WASHINGTON — So, uh, what's with the clock?
The long-awaited trailer for the new season of Stranger Things arrived on Tuesday. Fans had been anxiously watching a 24-hour livestream of a tall grandfather clock in the middle of the street in Santa Monica during pre-dawn hours, attended to by people in lab coats. Scientists, maybe?
Meanwhile, there were some downright spooky howls coming from somewhere off-screen.
Despite the creepy look, it wasn't a paranormal livestream like the Willard Library Ghost Cams. Well, actually, it might be. We still don't know yet. Honestly, it raised more questions than it answered.

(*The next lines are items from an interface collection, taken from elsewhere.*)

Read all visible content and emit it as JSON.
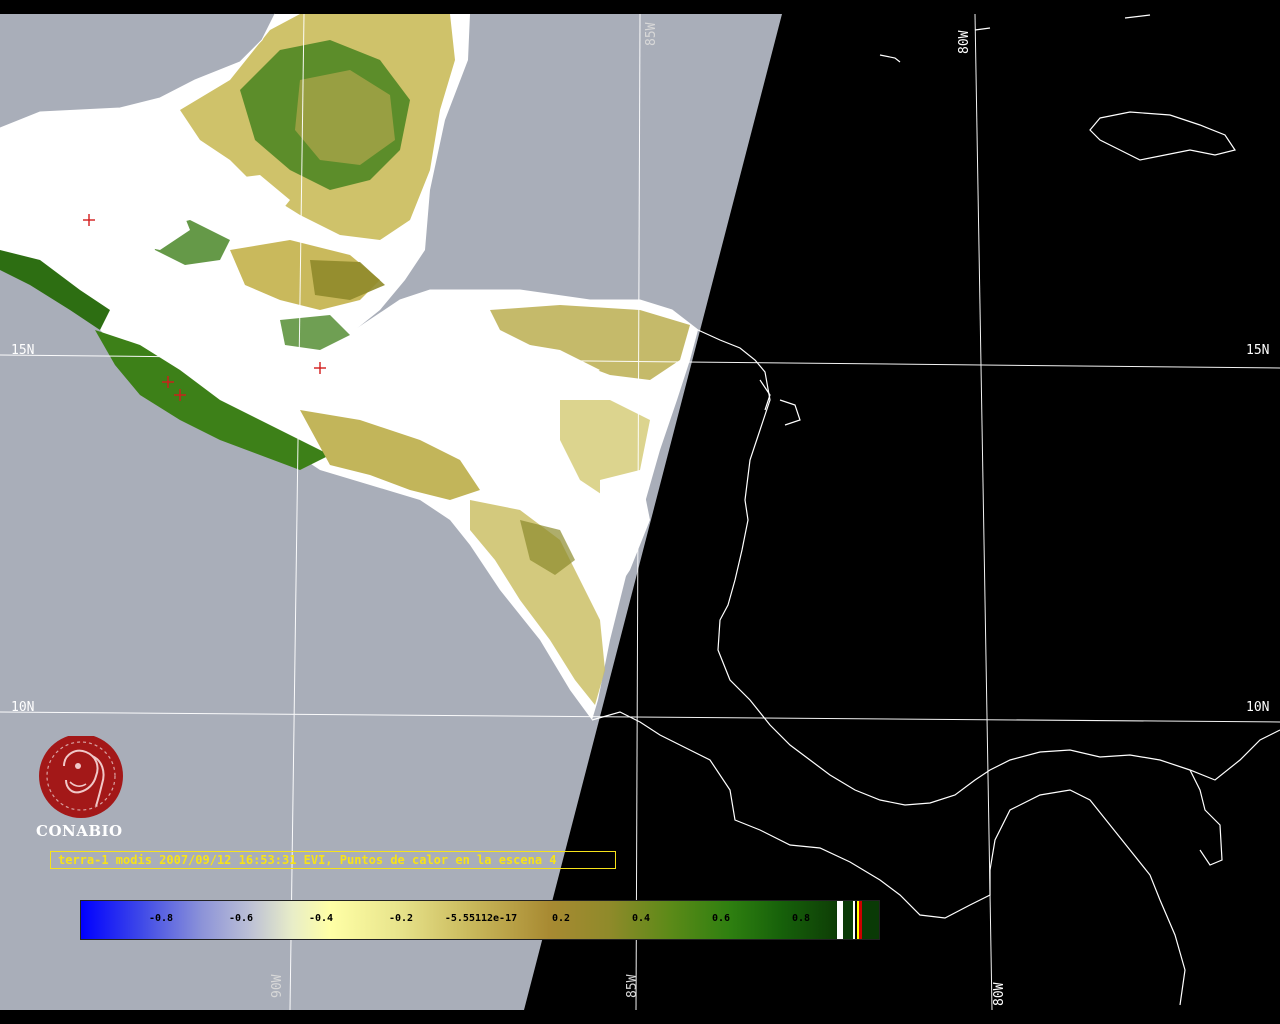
{
  "map": {
    "grid_labels": {
      "lat_15_left": "15N",
      "lat_15_right": "15N",
      "lat_10_left": "10N",
      "lat_10_right": "10N",
      "lon_85_top": "85W",
      "lon_80_top": "80W",
      "lon_90_bottom": "90W",
      "lon_85_bottom": "85W",
      "lon_80_bottom": "80W"
    },
    "logo": {
      "text": "CONABIO"
    },
    "caption": "terra-1 modis 2007/09/12 16:53:31 EVI, Puntos de calor en la escena 4",
    "colorbar": {
      "tick_labels": [
        "-0.8",
        "-0.6",
        "-0.4",
        "-0.2",
        "-5.55112e-17",
        "0.2",
        "0.4",
        "0.6",
        "0.8"
      ],
      "tick_values": [
        -0.8,
        -0.6,
        -0.4,
        -0.2,
        -5.55112e-17,
        0.2,
        0.4,
        0.6,
        0.8
      ],
      "range": [
        -1.0,
        1.0
      ],
      "extra_classes_colors": [
        "#ffffff",
        "#000000",
        "#ffff00",
        "#cc0000"
      ]
    },
    "colors": {
      "ocean_swath": "#a9aeb9",
      "cloud": "#ffffff",
      "outside_swath": "#000000",
      "coastline": "#ffffff",
      "gridline": "#ffffff",
      "vegetation_low": "#c9bd62",
      "vegetation_high": "#2d6e12",
      "hotspot": "#d21c1c",
      "caption_text": "#f6e21a",
      "logo": "#a31818"
    },
    "hotspots_count": 4
  }
}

When the countdown finally hit 00:00 (along with fans in the live comments spamming their own countdown in the final minutes) a brief teaser began.

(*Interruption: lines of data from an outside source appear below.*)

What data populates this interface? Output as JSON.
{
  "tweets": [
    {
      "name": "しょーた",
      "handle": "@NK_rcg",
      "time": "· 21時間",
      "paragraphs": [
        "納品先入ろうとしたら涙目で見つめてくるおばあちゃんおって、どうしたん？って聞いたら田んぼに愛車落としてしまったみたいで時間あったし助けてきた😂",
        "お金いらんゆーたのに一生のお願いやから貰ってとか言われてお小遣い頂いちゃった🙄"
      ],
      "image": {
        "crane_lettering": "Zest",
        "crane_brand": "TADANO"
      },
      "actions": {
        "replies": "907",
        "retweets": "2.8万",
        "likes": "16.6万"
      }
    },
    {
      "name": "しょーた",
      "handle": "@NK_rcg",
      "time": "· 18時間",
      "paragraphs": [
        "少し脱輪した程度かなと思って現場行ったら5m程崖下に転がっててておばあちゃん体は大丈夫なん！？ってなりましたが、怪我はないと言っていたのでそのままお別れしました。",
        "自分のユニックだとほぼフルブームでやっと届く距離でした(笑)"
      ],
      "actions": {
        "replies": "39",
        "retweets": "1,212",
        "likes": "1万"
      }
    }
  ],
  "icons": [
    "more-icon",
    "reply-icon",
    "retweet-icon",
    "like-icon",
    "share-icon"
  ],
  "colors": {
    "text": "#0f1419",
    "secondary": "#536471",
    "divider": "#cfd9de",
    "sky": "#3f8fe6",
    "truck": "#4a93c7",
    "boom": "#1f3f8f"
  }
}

It started with the letters "HNL," which stand for the Hawkins National Laboratory, a fictional branch of the U.S. Department of Energy tasked with researching all of the anomalous activity around the show's setting. With a VHS static effect, the screen then cut to some kind of destroyed machine, then the clock again (this time in some kind of dark room) and finally to a blink and you miss it shot of a blue-eyed monster opening its eyes.
When the full 3-minute trailer dropped a few minutes later, those scenes were the first shown. Throughout the quick cuts and ominous narration, the clock from the countdown shows up again, as well as the demigorgon monster from the first season, and a mysterious tentacle-wrapped figure who likely isn't going to be a friendly face for Eleven and her friends.

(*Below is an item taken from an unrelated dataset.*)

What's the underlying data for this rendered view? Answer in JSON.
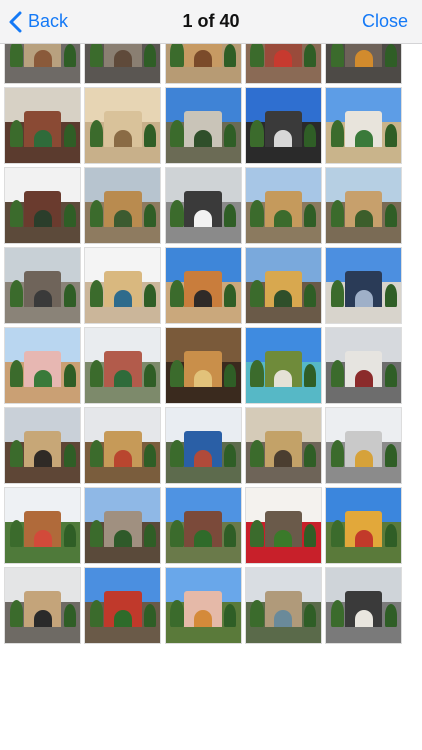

It fits right in with the general themes of Stranger Things, the sci-fi horror show from Netflix set in a small midwest town in the 1980s. The fourth season is set to drop on the streaming platform in two parts: the first on May 27 and the second on July 1.
Millie Bobby Brown, Winona Ryder and the rest of the main cast will make their return to Hawkins, Indiana for this season as well.
And the season is expected to be massive. Each of the nine episodes will run more than an hour as the characters deal with the deadly perils of both the alternate Upside Down dimension and the equally deadly perils of high school.
According to Deadline, co-creator Matt Duffer has promised the biggest season yet, one that expands on the show's so-far hidden mythology — why monsters from the Upside Down keep coming to Earth in the first place.
“We kind of jokingly call it our Game of Thrones season because it’s so spread out, so I think that’s what’s unique or most unique about the season,” Duffer said during a panel hosted by Deadline.
And if you want to pore over it for any hidden secrets, you can watch the livestream of the spooky clock here: